[Entries from a dataset of interfaces]
┌──
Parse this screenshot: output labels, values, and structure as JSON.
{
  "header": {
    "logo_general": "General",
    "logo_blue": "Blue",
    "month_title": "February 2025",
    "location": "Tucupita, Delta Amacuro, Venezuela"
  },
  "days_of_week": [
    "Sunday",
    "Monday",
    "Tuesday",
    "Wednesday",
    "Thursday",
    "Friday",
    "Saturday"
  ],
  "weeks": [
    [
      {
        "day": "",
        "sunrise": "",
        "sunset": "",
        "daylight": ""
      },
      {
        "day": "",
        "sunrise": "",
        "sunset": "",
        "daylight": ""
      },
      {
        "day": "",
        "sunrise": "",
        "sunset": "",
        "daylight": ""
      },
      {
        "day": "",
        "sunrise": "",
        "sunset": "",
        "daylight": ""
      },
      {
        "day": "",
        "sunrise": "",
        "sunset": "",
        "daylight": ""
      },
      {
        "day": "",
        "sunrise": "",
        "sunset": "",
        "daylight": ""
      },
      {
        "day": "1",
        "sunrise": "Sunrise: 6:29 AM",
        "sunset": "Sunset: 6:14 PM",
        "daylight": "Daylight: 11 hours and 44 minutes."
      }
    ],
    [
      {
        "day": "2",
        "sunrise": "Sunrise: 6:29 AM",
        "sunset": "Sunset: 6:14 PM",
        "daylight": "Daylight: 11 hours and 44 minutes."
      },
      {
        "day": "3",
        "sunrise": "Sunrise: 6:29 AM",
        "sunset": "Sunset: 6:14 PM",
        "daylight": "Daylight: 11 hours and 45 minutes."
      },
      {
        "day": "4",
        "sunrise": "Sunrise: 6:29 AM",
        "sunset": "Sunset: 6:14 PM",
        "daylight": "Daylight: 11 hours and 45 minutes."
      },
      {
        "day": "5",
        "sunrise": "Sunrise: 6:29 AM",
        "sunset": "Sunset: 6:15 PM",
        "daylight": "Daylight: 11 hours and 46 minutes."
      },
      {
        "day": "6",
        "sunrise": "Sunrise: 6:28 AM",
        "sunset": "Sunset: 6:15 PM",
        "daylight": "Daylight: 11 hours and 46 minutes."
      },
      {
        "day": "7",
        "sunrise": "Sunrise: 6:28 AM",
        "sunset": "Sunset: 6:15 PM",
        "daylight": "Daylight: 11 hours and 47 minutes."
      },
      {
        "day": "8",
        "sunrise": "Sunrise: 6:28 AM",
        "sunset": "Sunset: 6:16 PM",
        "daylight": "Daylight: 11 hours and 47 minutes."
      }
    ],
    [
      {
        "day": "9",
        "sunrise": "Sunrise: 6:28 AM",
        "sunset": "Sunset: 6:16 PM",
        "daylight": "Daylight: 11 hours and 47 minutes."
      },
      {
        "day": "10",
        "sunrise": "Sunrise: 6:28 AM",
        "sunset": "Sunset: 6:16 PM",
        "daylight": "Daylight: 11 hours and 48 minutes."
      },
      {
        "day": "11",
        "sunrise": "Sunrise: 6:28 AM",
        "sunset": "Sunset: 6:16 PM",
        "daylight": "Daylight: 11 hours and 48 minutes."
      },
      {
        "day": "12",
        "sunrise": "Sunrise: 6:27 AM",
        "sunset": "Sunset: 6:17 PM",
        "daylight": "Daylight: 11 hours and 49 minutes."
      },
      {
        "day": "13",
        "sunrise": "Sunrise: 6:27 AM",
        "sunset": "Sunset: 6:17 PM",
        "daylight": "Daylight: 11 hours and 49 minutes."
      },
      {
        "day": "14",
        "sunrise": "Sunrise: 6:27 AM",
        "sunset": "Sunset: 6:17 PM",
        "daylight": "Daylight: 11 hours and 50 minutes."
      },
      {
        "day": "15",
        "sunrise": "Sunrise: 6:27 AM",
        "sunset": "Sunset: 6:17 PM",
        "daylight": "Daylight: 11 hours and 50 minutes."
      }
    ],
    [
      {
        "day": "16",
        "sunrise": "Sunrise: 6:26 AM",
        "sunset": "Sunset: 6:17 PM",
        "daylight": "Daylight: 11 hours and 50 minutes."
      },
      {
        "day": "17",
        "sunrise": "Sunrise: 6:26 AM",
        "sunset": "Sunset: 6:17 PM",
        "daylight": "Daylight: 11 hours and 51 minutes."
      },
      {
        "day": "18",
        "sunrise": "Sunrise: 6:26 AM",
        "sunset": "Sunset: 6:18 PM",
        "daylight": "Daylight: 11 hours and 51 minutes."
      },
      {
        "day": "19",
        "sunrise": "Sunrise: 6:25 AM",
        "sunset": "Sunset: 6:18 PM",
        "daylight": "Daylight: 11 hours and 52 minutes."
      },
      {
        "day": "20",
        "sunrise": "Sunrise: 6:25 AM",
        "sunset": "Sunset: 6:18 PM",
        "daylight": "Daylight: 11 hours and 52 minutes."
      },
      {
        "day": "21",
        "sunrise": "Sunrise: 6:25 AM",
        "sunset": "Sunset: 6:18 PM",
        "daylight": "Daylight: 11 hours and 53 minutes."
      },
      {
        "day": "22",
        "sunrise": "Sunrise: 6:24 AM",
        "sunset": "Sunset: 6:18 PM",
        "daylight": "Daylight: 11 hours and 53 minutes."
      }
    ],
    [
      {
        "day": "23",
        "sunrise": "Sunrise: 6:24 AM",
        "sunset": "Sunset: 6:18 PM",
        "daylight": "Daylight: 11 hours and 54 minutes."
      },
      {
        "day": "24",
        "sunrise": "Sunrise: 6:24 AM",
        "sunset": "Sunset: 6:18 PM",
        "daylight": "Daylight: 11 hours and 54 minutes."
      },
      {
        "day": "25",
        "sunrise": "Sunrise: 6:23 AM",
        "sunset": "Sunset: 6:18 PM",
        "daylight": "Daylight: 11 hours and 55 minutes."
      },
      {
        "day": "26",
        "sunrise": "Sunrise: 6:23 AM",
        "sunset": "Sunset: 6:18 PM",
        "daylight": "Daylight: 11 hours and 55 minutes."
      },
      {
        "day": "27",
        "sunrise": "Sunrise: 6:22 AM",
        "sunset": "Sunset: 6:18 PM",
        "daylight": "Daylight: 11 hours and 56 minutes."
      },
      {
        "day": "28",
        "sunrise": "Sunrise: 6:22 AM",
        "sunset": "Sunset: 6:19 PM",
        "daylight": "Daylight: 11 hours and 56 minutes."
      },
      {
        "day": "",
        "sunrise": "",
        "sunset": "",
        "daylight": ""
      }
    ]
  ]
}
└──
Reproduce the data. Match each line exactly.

* [EXERCISE ANSWER]:
Parse this screenshot: output labels, values, and structure as JSON.
{
  "header": {
    "logo_general": "General",
    "logo_blue": "Blue",
    "month_title": "February 2025",
    "location": "Tucupita, Delta Amacuro, Venezuela"
  },
  "days_of_week": [
    "Sunday",
    "Monday",
    "Tuesday",
    "Wednesday",
    "Thursday",
    "Friday",
    "Saturday"
  ],
  "weeks": [
    [
      {
        "day": "",
        "sunrise": "",
        "sunset": "",
        "daylight": ""
      },
      {
        "day": "",
        "sunrise": "",
        "sunset": "",
        "daylight": ""
      },
      {
        "day": "",
        "sunrise": "",
        "sunset": "",
        "daylight": ""
      },
      {
        "day": "",
        "sunrise": "",
        "sunset": "",
        "daylight": ""
      },
      {
        "day": "",
        "sunrise": "",
        "sunset": "",
        "daylight": ""
      },
      {
        "day": "",
        "sunrise": "",
        "sunset": "",
        "daylight": ""
      },
      {
        "day": "1",
        "sunrise": "Sunrise: 6:29 AM",
        "sunset": "Sunset: 6:14 PM",
        "daylight": "Daylight: 11 hours and 44 minutes."
      }
    ],
    [
      {
        "day": "2",
        "sunrise": "Sunrise: 6:29 AM",
        "sunset": "Sunset: 6:14 PM",
        "daylight": "Daylight: 11 hours and 44 minutes."
      },
      {
        "day": "3",
        "sunrise": "Sunrise: 6:29 AM",
        "sunset": "Sunset: 6:14 PM",
        "daylight": "Daylight: 11 hours and 45 minutes."
      },
      {
        "day": "4",
        "sunrise": "Sunrise: 6:29 AM",
        "sunset": "Sunset: 6:14 PM",
        "daylight": "Daylight: 11 hours and 45 minutes."
      },
      {
        "day": "5",
        "sunrise": "Sunrise: 6:29 AM",
        "sunset": "Sunset: 6:15 PM",
        "daylight": "Daylight: 11 hours and 46 minutes."
      },
      {
        "day": "6",
        "sunrise": "Sunrise: 6:28 AM",
        "sunset": "Sunset: 6:15 PM",
        "daylight": "Daylight: 11 hours and 46 minutes."
      },
      {
        "day": "7",
        "sunrise": "Sunrise: 6:28 AM",
        "sunset": "Sunset: 6:15 PM",
        "daylight": "Daylight: 11 hours and 47 minutes."
      },
      {
        "day": "8",
        "sunrise": "Sunrise: 6:28 AM",
        "sunset": "Sunset: 6:16 PM",
        "daylight": "Daylight: 11 hours and 47 minutes."
      }
    ],
    [
      {
        "day": "9",
        "sunrise": "Sunrise: 6:28 AM",
        "sunset": "Sunset: 6:16 PM",
        "daylight": "Daylight: 11 hours and 47 minutes."
      },
      {
        "day": "10",
        "sunrise": "Sunrise: 6:28 AM",
        "sunset": "Sunset: 6:16 PM",
        "daylight": "Daylight: 11 hours and 48 minutes."
      },
      {
        "day": "11",
        "sunrise": "Sunrise: 6:28 AM",
        "sunset": "Sunset: 6:16 PM",
        "daylight": "Daylight: 11 hours and 48 minutes."
      },
      {
        "day": "12",
        "sunrise": "Sunrise: 6:27 AM",
        "sunset": "Sunset: 6:17 PM",
        "daylight": "Daylight: 11 hours and 49 minutes."
      },
      {
        "day": "13",
        "sunrise": "Sunrise: 6:27 AM",
        "sunset": "Sunset: 6:17 PM",
        "daylight": "Daylight: 11 hours and 49 minutes."
      },
      {
        "day": "14",
        "sunrise": "Sunrise: 6:27 AM",
        "sunset": "Sunset: 6:17 PM",
        "daylight": "Daylight: 11 hours and 50 minutes."
      },
      {
        "day": "15",
        "sunrise": "Sunrise: 6:27 AM",
        "sunset": "Sunset: 6:17 PM",
        "daylight": "Daylight: 11 hours and 50 minutes."
      }
    ],
    [
      {
        "day": "16",
        "sunrise": "Sunrise: 6:26 AM",
        "sunset": "Sunset: 6:17 PM",
        "daylight": "Daylight: 11 hours and 50 minutes."
      },
      {
        "day": "17",
        "sunrise": "Sunrise: 6:26 AM",
        "sunset": "Sunset: 6:17 PM",
        "daylight": "Daylight: 11 hours and 51 minutes."
      },
      {
        "day": "18",
        "sunrise": "Sunrise: 6:26 AM",
        "sunset": "Sunset: 6:18 PM",
        "daylight": "Daylight: 11 hours and 51 minutes."
      },
      {
        "day": "19",
        "sunrise": "Sunrise: 6:25 AM",
        "sunset": "Sunset: 6:18 PM",
        "daylight": "Daylight: 11 hours and 52 minutes."
      },
      {
        "day": "20",
        "sunrise": "Sunrise: 6:25 AM",
        "sunset": "Sunset: 6:18 PM",
        "daylight": "Daylight: 11 hours and 52 minutes."
      },
      {
        "day": "21",
        "sunrise": "Sunrise: 6:25 AM",
        "sunset": "Sunset: 6:18 PM",
        "daylight": "Daylight: 11 hours and 53 minutes."
      },
      {
        "day": "22",
        "sunrise": "Sunrise: 6:24 AM",
        "sunset": "Sunset: 6:18 PM",
        "daylight": "Daylight: 11 hours and 53 minutes."
      }
    ],
    [
      {
        "day": "23",
        "sunrise": "Sunrise: 6:24 AM",
        "sunset": "Sunset: 6:18 PM",
        "daylight": "Daylight: 11 hours and 54 minutes."
      },
      {
        "day": "24",
        "sunrise": "Sunrise: 6:24 AM",
        "sunset": "Sunset: 6:18 PM",
        "daylight": "Daylight: 11 hours and 54 minutes."
      },
      {
        "day": "25",
        "sunrise": "Sunrise: 6:23 AM",
        "sunset": "Sunset: 6:18 PM",
        "daylight": "Daylight: 11 hours and 55 minutes."
      },
      {
        "day": "26",
        "sunrise": "Sunrise: 6:23 AM",
        "sunset": "Sunset: 6:18 PM",
        "daylight": "Daylight: 11 hours and 55 minutes."
      },
      {
        "day": "27",
        "sunrise": "Sunrise: 6:22 AM",
        "sunset": "Sunset: 6:18 PM",
        "daylight": "Daylight: 11 hours and 56 minutes."
      },
      {
        "day": "28",
        "sunrise": "Sunrise: 6:22 AM",
        "sunset": "Sunset: 6:19 PM",
        "daylight": "Daylight: 11 hours and 56 minutes."
      },
      {
        "day": "",
        "sunrise": "",
        "sunset": "",
        "daylight": ""
      }
    ]
  ]
}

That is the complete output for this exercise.